Make it personalized. And here’s who I am, why I’m looking to connect, and here’s how I can help people. So those three things, quick introduction. This is why I’m reaching out and this is how I could potentially help you. If you can do those three things, you’re gonna get a lot of people accepting and then you can try to take it from there, so those are some of the big ones. Obviously sharing content is how you can become more discoverable. That can be in the form of articles that relate to supply chain. It could be breaking news, it could be if you’re a writer, and you’ve got your own thoughts and perspectives, put your own 2 cents out there, your own stamp in LinkedIn, that’s a great way to share your own perspectives.

So those are some easy ways to start that process. And always just have a goal in mind as you go from individual to individual and know how you can help and express that. And that’s how you get that symbiotic mutually beneficial relationship seed planted, and then you can harvest it from there.

[00:35:41] Mike Ogle: And the two thoughts from my viewpoint is one, one of my favorite things to end up getting into is my first level contacts in LinkedIn. And you can see who their contacts are and being able to dive into that and come up with some new ideas. Cuz the next time that you connect with that person or it prompts you to go back to this person that’s a first level contact, this whole care and feeding of the network, and you ask, Hey, by the way, I see you’re connected to so and so and I’m doing this project, or I’ve got this going on, or, what’s been your experience and interaction with this person and their industry? And I had no idea that you may, you also had this interest. So, it provides an easy way to be able to have that interaction.

And something else that’s more of a personal thing that I adopted almost from the beginning with LinkedIn was when somebody wants to connect with me, I don’t end up making that connection unless we’ve met at a conference, we’ve had some kind of interaction. We were in meetings together. We’ve been on the phone before. So, what I’ll do if somebody just does a, essentially a cold call type of link, I won’t accept. I’ll say, let’s have a call, let’s talk. Or you, are we gonna be somewhere together where we can talk. So, every one of those LinkedIn contacts that I end up having has had some type of interaction before the connection ends up being made.

[00:37:08] Rodney Apple: Well this has been good stuff guys. As we wrap up here, Chris would love to know what you have planned for our next episode.
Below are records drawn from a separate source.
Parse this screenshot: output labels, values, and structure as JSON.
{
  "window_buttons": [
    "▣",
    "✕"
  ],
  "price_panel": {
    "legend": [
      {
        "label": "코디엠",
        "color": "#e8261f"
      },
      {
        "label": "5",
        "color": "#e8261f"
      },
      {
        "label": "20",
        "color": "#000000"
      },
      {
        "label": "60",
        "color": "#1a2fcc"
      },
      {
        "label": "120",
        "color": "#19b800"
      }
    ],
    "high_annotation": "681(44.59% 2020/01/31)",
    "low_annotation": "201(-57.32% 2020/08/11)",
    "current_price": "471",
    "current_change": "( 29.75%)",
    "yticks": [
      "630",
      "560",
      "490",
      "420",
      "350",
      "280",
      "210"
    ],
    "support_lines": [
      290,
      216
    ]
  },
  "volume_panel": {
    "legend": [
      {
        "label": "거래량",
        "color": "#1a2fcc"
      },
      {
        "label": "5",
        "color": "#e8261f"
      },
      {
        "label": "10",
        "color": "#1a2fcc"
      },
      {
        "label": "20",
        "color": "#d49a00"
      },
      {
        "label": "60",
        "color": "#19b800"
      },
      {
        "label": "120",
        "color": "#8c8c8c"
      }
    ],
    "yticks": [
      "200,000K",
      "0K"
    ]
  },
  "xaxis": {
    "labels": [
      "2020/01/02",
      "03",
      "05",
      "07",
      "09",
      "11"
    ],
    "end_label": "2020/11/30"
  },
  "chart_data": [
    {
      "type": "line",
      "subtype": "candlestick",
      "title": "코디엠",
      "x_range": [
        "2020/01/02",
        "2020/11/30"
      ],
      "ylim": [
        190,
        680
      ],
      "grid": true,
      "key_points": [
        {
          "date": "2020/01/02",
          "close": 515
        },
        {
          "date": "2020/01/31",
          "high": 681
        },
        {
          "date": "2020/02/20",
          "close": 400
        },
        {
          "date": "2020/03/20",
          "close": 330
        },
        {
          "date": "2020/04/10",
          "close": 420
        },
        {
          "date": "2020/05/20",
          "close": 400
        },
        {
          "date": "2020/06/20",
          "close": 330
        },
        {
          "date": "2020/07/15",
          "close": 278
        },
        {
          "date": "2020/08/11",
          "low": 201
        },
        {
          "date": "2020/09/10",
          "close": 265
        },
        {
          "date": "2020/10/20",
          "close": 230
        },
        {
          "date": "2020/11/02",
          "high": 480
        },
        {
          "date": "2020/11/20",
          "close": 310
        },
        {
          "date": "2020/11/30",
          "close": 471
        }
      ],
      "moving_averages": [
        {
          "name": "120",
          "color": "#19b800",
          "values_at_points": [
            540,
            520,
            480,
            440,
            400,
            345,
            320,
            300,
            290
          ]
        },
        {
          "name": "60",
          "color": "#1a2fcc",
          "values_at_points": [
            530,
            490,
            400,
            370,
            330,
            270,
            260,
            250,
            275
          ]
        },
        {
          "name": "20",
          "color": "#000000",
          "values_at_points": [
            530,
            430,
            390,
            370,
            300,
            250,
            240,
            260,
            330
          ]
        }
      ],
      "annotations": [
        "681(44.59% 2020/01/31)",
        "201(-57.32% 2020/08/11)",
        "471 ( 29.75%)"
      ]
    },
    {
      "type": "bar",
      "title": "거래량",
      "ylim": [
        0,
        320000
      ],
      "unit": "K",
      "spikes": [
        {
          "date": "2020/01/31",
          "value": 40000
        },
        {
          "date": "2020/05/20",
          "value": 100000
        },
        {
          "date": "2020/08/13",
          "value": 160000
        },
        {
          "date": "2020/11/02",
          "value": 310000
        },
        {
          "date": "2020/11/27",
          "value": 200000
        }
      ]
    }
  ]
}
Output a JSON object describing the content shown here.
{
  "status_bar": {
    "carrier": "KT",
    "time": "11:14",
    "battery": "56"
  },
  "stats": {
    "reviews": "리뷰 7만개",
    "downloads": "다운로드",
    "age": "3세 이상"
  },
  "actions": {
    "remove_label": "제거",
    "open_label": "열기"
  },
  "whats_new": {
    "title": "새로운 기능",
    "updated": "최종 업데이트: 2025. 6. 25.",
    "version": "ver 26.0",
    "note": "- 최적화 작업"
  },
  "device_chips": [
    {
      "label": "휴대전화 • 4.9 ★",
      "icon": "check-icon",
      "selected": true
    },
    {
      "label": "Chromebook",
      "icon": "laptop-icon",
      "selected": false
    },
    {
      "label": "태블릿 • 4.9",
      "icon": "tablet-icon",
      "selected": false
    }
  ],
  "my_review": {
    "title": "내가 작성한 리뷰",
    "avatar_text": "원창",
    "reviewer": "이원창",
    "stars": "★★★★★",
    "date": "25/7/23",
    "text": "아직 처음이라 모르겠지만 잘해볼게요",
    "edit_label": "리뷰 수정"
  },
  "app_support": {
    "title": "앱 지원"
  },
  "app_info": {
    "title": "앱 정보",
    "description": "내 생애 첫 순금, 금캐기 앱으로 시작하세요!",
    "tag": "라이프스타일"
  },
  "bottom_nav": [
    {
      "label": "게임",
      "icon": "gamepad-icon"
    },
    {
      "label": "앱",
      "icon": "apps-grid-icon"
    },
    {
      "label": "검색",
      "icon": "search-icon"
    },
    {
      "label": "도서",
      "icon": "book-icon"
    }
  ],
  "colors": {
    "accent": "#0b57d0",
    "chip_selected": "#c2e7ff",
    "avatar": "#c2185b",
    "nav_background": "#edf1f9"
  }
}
[00:37:15] Chris Gaffney: Yeah, we will kind of dive further into the actual focus on development planning. A topic I like to call adult learning and a strategy for folks who are super busy who say, I never have time for my own professional development, how do I get it done? And so, I think you and I, Rodney, are familiar with a strategy called 70 20 10 that really helps you with weaving in intentional development plan into your everyday work. So, I think that’ll be a very instructive session for folks. So, looking forward to it.

[00:37:46] Rodney Apple: Very good, Chris. We’re looking forward to it as well. So, thank you audience and listeners. We really do appreciate it. If you enjoyed this podcast, you think of somebody that might could benefit, that needs some help with networking, feel free to share them with your friends and colleagues, and we would love it if you could drop us a positive rating on your favorite, or your primary podcast platform as well. So, thanks again everyone, and we’ll see you next time around.


Who is Chris Gaffney?

  • Principal at ECG providing Supply Chain Services to the CPG Industry
  • 25 Years w/ Coca-Cola holding Supply Chain leadership roles:
    • VP of Global Strategic Supply Chain
    • President of Global Supply
    • SVP of Product Supply Systems
    • VP of Logistics for North America